■ **Task description**
Only the lines that hold "vMix" should be in the answer, each copied from the data below.
╭─ Records for the task
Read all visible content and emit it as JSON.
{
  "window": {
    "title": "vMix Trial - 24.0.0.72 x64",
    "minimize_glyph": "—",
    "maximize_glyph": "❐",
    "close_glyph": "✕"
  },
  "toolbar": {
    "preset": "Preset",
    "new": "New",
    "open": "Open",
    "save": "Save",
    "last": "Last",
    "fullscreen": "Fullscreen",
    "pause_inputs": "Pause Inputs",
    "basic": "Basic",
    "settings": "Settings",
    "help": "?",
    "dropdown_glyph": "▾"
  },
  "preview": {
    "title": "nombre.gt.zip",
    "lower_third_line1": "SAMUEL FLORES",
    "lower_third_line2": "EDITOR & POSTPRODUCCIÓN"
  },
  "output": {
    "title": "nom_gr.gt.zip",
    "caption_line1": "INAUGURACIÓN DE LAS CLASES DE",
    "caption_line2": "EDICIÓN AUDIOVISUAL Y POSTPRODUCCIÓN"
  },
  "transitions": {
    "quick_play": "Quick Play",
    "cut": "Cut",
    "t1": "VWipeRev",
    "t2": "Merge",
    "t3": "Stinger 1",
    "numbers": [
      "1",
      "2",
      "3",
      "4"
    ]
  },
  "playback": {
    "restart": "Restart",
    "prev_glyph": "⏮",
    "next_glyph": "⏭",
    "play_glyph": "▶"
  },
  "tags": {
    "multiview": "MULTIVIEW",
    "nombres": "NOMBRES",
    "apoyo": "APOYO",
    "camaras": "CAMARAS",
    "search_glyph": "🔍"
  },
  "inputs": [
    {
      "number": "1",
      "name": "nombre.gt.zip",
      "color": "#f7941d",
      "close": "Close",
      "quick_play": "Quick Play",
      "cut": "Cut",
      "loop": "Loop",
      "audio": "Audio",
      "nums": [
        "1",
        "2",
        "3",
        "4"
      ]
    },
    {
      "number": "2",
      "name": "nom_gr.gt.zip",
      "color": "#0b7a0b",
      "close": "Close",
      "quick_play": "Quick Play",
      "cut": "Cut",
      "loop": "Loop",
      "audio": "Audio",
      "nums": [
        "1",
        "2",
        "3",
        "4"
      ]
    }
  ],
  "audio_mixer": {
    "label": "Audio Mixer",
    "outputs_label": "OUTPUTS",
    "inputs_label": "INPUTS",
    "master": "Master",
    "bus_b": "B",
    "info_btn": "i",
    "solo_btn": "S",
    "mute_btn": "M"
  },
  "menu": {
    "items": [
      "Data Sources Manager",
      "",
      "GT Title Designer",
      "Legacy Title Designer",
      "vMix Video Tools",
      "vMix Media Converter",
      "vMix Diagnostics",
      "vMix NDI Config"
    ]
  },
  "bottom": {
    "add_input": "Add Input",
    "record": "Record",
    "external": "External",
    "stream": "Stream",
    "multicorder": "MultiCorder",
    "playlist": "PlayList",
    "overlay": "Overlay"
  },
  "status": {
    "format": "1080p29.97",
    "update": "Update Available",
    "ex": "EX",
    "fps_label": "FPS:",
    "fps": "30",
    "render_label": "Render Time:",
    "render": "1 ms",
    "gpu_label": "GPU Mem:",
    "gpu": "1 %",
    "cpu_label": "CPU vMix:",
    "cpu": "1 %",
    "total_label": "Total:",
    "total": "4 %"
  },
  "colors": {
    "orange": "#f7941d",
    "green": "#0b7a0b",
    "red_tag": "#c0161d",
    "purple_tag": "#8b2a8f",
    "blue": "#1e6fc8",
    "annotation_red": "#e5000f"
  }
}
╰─
■ **Expected output**
    "title": "vMix Trial - 24.0.0.72 x64",
      "vMix Video Tools",
      "vMix Media Converter",
      "vMix Diagnostics",
      "vMix NDI Config"
    "cpu_label": "CPU vMix:",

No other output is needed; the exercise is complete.